We were all amateurs at one point in our lives. Have some respect for the newbies – they’ve got a long ways to go. Here are some tips and tricks to help get you there:
- Never be afraid of harming your turntable. It’s a natural inclination for beginners to be too gentle with their equipment. While this is fair, because DJ equipment is expensive, it’s actually fairly difficult to damage DJ equipment.
- Get a direct drive turntable, as opposed to a belt drive. Trust me.
- If you buy a cheap mixer, you may hear a ‘buzz’ sound come out of the mixer, especially when it’s turned up really loud. You get what you pay for.
- Nothing sounds worse than playing 2 tracks simultaneously with the bass way up. Avoid this.
- If you’re learning to mix at home, regular home theater or computer speakers will often be fine. As long as they’re fairly high quality and have some nice, rumbly bass to them.
- Choose headphones that are flexible and strong. You’ll be thankful in the long run.
- Cheap decks don’t always hold the pitch perfectly. Again, you get what you pay for.
- Don’t be afraid to mix it up. Experiment with bar timings and avoid the 16 bar outro/intro trap. It becomes really predictable. Some sharp transitions will have your audience bumping.
Every DJ has their own unique style. There is no ‘correct’ way to spin a track, nor is there a wrong way. If it works for you, then carry on.
However, there are certain methods that every DJ should know. Here are some of the best tips and tricks for intermediate DJs:
- This one is obvious for some people, but trying to mix and match the beats of old songs is incredibly frustrating. Technology was different back then; don’t hurt yourself trying to put a song where it doesn’t belong. That being said, Kayne West does one hell of a good job fitting random old beats into his mixes.
- To alter the number of high frequencies that are coming through the mixer, use the hi frequency band. This controls the hi-hates, cymbals, and percussion (as opposed to the mid range – vocals and low range – drum and bass)
- Always try to match the last beat of the intro of one song with the last beat of the outro of the other. This takes some talent and timing. However, since many modern songs have 4 beats a bar and 16 bar intros and outros, it can often make you life easier. Be sure to stream song 2 into your headphones to make sure its matching properly before you send it out to the crowd.

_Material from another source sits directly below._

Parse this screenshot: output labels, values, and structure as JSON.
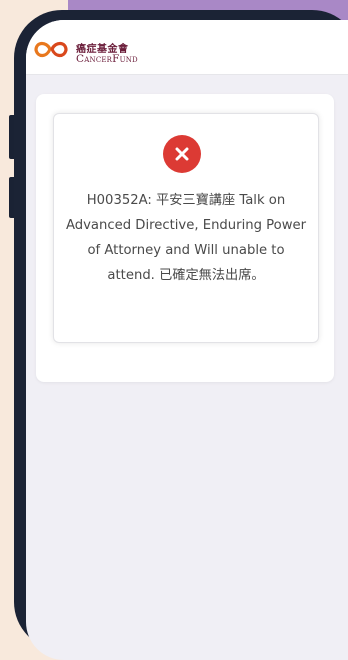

- Consider investing in a slipmat, which are felt pads that slip under your turntable. This will allow the turntable to continue turning while the DJ holds the record.